Aim of the task: Determine how many lines in the listing contain the string "glyph". Only that number goes in the answer.

····················

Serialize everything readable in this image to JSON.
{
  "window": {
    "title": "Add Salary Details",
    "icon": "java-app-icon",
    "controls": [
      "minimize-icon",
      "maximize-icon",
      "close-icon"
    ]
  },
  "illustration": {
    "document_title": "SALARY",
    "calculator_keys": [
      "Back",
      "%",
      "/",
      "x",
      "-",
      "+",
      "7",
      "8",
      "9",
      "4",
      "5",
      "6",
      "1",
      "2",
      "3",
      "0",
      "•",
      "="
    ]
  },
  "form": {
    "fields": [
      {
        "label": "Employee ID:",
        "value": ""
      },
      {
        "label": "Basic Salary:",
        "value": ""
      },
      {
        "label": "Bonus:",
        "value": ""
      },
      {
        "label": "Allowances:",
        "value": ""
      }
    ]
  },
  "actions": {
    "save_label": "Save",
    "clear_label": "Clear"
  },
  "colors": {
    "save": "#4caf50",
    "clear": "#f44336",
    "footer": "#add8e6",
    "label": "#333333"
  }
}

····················

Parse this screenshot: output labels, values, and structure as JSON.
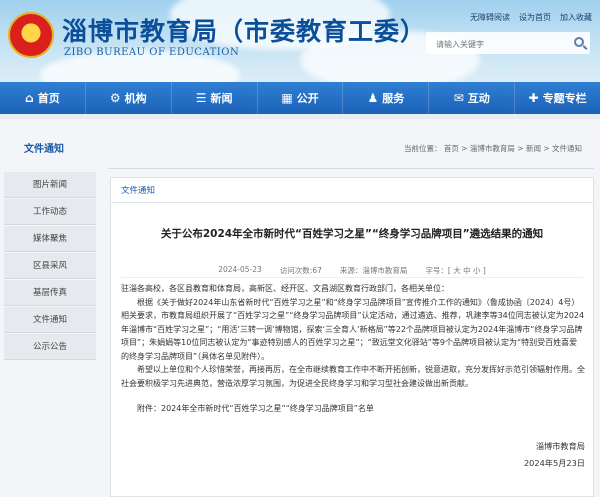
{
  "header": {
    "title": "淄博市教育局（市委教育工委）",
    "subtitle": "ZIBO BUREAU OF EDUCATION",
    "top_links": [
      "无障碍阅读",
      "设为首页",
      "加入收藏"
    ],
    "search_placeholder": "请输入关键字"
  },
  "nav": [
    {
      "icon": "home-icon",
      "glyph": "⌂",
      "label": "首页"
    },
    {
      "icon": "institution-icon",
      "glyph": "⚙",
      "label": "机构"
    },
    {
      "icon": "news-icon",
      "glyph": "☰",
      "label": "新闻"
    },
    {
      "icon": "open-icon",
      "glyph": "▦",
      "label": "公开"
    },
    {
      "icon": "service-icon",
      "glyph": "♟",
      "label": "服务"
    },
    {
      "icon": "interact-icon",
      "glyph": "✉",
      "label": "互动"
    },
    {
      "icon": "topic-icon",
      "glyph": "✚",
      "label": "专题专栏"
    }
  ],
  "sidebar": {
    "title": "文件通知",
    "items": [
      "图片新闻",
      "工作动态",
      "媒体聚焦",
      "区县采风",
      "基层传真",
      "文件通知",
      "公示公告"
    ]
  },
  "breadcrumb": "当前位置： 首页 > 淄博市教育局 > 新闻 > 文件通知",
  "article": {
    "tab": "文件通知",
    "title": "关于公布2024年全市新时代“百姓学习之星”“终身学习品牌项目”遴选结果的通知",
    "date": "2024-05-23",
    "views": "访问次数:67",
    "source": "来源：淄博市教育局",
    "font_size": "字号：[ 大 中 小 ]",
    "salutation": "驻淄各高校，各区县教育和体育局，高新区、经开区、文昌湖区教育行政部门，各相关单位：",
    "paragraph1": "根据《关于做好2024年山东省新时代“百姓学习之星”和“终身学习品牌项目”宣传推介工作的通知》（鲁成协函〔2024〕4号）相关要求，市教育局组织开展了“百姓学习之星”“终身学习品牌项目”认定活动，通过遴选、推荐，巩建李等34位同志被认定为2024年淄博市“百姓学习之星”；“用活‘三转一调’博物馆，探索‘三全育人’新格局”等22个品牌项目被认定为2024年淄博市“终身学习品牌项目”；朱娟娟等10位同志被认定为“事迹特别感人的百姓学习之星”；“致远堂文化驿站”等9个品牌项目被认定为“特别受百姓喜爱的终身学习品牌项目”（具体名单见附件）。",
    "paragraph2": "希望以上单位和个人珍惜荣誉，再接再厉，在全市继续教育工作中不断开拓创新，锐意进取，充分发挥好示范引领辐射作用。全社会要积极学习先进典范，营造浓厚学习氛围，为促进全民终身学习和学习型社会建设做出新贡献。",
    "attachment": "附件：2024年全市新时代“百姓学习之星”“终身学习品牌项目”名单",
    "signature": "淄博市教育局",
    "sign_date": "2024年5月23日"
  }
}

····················

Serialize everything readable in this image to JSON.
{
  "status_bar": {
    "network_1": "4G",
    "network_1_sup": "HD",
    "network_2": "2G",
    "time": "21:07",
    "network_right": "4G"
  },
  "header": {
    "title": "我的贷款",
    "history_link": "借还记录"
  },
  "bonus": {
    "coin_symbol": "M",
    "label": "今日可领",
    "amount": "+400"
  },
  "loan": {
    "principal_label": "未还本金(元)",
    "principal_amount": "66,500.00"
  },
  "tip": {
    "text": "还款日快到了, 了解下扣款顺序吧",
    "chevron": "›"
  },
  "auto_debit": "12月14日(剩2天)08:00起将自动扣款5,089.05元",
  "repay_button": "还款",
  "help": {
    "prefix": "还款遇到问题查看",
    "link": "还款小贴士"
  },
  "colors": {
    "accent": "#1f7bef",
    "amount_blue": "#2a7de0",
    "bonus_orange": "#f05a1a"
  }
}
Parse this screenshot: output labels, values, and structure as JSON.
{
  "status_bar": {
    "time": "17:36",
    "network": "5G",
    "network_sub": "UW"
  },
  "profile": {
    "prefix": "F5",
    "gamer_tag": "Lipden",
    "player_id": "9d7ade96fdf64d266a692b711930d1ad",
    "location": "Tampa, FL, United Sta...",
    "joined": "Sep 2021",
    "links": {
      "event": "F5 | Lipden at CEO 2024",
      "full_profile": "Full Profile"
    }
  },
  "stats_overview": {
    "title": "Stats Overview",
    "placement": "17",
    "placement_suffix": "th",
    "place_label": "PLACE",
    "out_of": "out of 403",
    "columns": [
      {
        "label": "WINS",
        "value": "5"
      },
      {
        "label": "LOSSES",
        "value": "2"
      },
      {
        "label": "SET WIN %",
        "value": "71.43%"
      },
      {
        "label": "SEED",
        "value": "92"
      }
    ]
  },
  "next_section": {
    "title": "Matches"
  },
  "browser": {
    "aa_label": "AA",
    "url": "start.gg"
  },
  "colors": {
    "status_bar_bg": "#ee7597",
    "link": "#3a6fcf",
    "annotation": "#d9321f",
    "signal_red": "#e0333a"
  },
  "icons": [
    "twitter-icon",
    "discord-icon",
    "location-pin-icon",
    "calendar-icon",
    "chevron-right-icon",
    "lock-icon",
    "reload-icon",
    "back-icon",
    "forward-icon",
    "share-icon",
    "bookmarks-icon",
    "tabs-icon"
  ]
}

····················

Expected output: 7